[Website and app data records]
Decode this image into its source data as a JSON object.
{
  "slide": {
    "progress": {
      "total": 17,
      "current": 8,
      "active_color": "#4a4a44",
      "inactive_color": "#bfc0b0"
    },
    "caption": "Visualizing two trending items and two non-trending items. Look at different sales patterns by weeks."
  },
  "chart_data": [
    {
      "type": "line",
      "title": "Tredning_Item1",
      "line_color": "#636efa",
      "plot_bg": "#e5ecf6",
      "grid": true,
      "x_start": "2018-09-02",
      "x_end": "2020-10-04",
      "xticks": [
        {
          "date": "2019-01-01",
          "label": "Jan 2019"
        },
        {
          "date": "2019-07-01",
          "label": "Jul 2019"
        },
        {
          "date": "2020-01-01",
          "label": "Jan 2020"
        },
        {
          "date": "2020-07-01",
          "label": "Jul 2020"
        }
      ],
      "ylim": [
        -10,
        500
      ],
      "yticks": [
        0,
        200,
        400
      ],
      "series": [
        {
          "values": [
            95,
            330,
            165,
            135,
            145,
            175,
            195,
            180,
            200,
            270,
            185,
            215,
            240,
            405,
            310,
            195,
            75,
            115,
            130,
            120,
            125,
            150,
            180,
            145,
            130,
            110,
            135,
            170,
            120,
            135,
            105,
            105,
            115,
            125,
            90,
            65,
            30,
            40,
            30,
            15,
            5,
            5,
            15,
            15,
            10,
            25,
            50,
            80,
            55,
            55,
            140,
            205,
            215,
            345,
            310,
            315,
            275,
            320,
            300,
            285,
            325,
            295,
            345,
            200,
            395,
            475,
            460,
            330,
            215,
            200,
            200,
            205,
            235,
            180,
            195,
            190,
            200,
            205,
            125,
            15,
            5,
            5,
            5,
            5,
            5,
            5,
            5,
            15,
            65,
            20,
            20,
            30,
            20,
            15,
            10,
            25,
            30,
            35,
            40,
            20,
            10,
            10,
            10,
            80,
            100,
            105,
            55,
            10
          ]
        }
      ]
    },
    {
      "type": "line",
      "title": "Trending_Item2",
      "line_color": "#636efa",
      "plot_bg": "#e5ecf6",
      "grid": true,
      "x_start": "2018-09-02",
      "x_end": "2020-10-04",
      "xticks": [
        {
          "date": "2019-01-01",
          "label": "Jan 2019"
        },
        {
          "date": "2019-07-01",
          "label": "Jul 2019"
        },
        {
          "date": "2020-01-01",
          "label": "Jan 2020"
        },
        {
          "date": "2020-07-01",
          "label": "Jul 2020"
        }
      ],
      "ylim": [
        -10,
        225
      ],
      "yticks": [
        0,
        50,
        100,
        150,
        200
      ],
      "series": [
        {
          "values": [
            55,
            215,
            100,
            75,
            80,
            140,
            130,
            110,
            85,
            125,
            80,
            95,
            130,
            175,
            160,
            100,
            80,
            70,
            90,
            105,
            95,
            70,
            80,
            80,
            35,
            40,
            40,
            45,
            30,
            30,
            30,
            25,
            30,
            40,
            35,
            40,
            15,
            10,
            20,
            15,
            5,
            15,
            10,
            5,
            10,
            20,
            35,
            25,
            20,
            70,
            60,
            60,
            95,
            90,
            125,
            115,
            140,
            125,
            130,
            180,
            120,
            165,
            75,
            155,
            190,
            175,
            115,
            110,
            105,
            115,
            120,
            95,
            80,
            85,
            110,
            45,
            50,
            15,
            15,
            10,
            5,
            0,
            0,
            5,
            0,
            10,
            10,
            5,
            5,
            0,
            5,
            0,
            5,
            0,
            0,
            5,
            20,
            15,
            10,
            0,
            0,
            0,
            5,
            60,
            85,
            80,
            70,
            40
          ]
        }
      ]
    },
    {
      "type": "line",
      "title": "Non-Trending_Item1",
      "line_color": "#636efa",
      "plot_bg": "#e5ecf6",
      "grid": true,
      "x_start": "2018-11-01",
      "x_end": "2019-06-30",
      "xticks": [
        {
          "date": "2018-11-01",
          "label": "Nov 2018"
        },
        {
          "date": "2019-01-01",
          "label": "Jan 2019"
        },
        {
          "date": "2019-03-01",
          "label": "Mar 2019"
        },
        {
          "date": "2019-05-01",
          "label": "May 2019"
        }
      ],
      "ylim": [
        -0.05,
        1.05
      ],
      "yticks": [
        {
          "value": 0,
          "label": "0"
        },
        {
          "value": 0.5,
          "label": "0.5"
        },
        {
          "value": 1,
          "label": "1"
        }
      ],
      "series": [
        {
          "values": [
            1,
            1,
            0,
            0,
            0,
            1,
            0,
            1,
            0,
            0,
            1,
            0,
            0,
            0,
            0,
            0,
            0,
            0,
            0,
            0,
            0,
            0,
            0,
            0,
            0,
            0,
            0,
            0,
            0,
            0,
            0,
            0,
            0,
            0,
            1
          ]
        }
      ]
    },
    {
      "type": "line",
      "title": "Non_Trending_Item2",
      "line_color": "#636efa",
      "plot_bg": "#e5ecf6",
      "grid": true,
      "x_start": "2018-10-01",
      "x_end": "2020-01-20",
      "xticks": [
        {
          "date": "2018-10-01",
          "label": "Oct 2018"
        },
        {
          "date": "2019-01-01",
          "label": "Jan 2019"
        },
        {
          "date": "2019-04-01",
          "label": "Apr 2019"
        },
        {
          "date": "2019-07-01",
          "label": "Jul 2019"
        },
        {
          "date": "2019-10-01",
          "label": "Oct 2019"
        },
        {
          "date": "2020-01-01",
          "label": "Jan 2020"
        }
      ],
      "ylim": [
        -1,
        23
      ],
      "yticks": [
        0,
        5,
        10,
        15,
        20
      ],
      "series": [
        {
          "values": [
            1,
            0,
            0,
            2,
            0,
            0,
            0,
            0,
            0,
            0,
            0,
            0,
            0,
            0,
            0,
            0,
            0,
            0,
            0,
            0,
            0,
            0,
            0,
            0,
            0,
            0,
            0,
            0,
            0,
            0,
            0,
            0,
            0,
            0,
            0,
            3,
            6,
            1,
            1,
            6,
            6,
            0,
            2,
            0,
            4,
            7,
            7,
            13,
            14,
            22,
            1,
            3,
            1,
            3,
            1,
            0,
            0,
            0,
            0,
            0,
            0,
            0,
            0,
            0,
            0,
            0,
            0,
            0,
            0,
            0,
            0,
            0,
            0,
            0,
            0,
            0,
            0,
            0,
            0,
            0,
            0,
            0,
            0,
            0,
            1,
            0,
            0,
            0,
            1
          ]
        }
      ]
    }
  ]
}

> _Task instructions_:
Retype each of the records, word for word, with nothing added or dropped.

> _Task answer_:
Decode this image into its source data as a JSON object.
{
  "slide": {
    "progress": {
      "total": 17,
      "current": 8,
      "active_color": "#4a4a44",
      "inactive_color": "#bfc0b0"
    },
    "caption": "Visualizing two trending items and two non-trending items. Look at different sales patterns by weeks."
  },
  "chart_data": [
    {
      "type": "line",
      "title": "Tredning_Item1",
      "line_color": "#636efa",
      "plot_bg": "#e5ecf6",
      "grid": true,
      "x_start": "2018-09-02",
      "x_end": "2020-10-04",
      "xticks": [
        {
          "date": "2019-01-01",
          "label": "Jan 2019"
        },
        {
          "date": "2019-07-01",
          "label": "Jul 2019"
        },
        {
          "date": "2020-01-01",
          "label": "Jan 2020"
        },
        {
          "date": "2020-07-01",
          "label": "Jul 2020"
        }
      ],
      "ylim": [
        -10,
        500
      ],
      "yticks": [
        0,
        200,
        400
      ],
      "series": [
        {
          "values": [
            95,
            330,
            165,
            135,
            145,
            175,
            195,
            180,
            200,
            270,
            185,
            215,
            240,
            405,
            310,
            195,
            75,
            115,
            130,
            120,
            125,
            150,
            180,
            145,
            130,
            110,
            135,
            170,
            120,
            135,
            105,
            105,
            115,
            125,
            90,
            65,
            30,
            40,
            30,
            15,
            5,
            5,
            15,
            15,
            10,
            25,
            50,
            80,
            55,
            55,
            140,
            205,
            215,
            345,
            310,
            315,
            275,
            320,
            300,
            285,
            325,
            295,
            345,
            200,
            395,
            475,
            460,
            330,
            215,
            200,
            200,
            205,
            235,
            180,
            195,
            190,
            200,
            205,
            125,
            15,
            5,
            5,
            5,
            5,
            5,
            5,
            5,
            15,
            65,
            20,
            20,
            30,
            20,
            15,
            10,
            25,
            30,
            35,
            40,
            20,
            10,
            10,
            10,
            80,
            100,
            105,
            55,
            10
          ]
        }
      ]
    },
    {
      "type": "line",
      "title": "Trending_Item2",
      "line_color": "#636efa",
      "plot_bg": "#e5ecf6",
      "grid": true,
      "x_start": "2018-09-02",
      "x_end": "2020-10-04",
      "xticks": [
        {
          "date": "2019-01-01",
          "label": "Jan 2019"
        },
        {
          "date": "2019-07-01",
          "label": "Jul 2019"
        },
        {
          "date": "2020-01-01",
          "label": "Jan 2020"
        },
        {
          "date": "2020-07-01",
          "label": "Jul 2020"
        }
      ],
      "ylim": [
        -10,
        225
      ],
      "yticks": [
        0,
        50,
        100,
        150,
        200
      ],
      "series": [
        {
          "values": [
            55,
            215,
            100,
            75,
            80,
            140,
            130,
            110,
            85,
            125,
            80,
            95,
            130,
            175,
            160,
            100,
            80,
            70,
            90,
            105,
            95,
            70,
            80,
            80,
            35,
            40,
            40,
            45,
            30,
            30,
            30,
            25,
            30,
            40,
            35,
            40,
            15,
            10,
            20,
            15,
            5,
            15,
            10,
            5,
            10,
            20,
            35,
            25,
            20,
            70,
            60,
            60,
            95,
            90,
            125,
            115,
            140,
            125,
            130,
            180,
            120,
            165,
            75,
            155,
            190,
            175,
            115,
            110,
            105,
            115,
            120,
            95,
            80,
            85,
            110,
            45,
            50,
            15,
            15,
            10,
            5,
            0,
            0,
            5,
            0,
            10,
            10,
            5,
            5,
            0,
            5,
            0,
            5,
            0,
            0,
            5,
            20,
            15,
            10,
            0,
            0,
            0,
            5,
            60,
            85,
            80,
            70,
            40
          ]
        }
      ]
    },
    {
      "type": "line",
      "title": "Non-Trending_Item1",
      "line_color": "#636efa",
      "plot_bg": "#e5ecf6",
      "grid": true,
      "x_start": "2018-11-01",
      "x_end": "2019-06-30",
      "xticks": [
        {
          "date": "2018-11-01",
          "label": "Nov 2018"
        },
        {
          "date": "2019-01-01",
          "label": "Jan 2019"
        },
        {
          "date": "2019-03-01",
          "label": "Mar 2019"
        },
        {
          "date": "2019-05-01",
          "label": "May 2019"
        }
      ],
      "ylim": [
        -0.05,
        1.05
      ],
      "yticks": [
        {
          "value": 0,
          "label": "0"
        },
        {
          "value": 0.5,
          "label": "0.5"
        },
        {
          "value": 1,
          "label": "1"
        }
      ],
      "series": [
        {
          "values": [
            1,
            1,
            0,
            0,
            0,
            1,
            0,
            1,
            0,
            0,
            1,
            0,
            0,
            0,
            0,
            0,
            0,
            0,
            0,
            0,
            0,
            0,
            0,
            0,
            0,
            0,
            0,
            0,
            0,
            0,
            0,
            0,
            0,
            0,
            1
          ]
        }
      ]
    },
    {
      "type": "line",
      "title": "Non_Trending_Item2",
      "line_color": "#636efa",
      "plot_bg": "#e5ecf6",
      "grid": true,
      "x_start": "2018-10-01",
      "x_end": "2020-01-20",
      "xticks": [
        {
          "date": "2018-10-01",
          "label": "Oct 2018"
        },
        {
          "date": "2019-01-01",
          "label": "Jan 2019"
        },
        {
          "date": "2019-04-01",
          "label": "Apr 2019"
        },
        {
          "date": "2019-07-01",
          "label": "Jul 2019"
        },
        {
          "date": "2019-10-01",
          "label": "Oct 2019"
        },
        {
          "date": "2020-01-01",
          "label": "Jan 2020"
        }
      ],
      "ylim": [
        -1,
        23
      ],
      "yticks": [
        0,
        5,
        10,
        15,
        20
      ],
      "series": [
        {
          "values": [
            1,
            0,
            0,
            2,
            0,
            0,
            0,
            0,
            0,
            0,
            0,
            0,
            0,
            0,
            0,
            0,
            0,
            0,
            0,
            0,
            0,
            0,
            0,
            0,
            0,
            0,
            0,
            0,
            0,
            0,
            0,
            0,
            0,
            0,
            0,
            3,
            6,
            1,
            1,
            6,
            6,
            0,
            2,
            0,
            4,
            7,
            7,
            13,
            14,
            22,
            1,
            3,
            1,
            3,
            1,
            0,
            0,
            0,
            0,
            0,
            0,
            0,
            0,
            0,
            0,
            0,
            0,
            0,
            0,
            0,
            0,
            0,
            0,
            0,
            0,
            0,
            0,
            0,
            0,
            0,
            0,
            0,
            0,
            0,
            1,
            0,
            0,
            0,
            1
          ]
        }
      ]
    }
  ]
}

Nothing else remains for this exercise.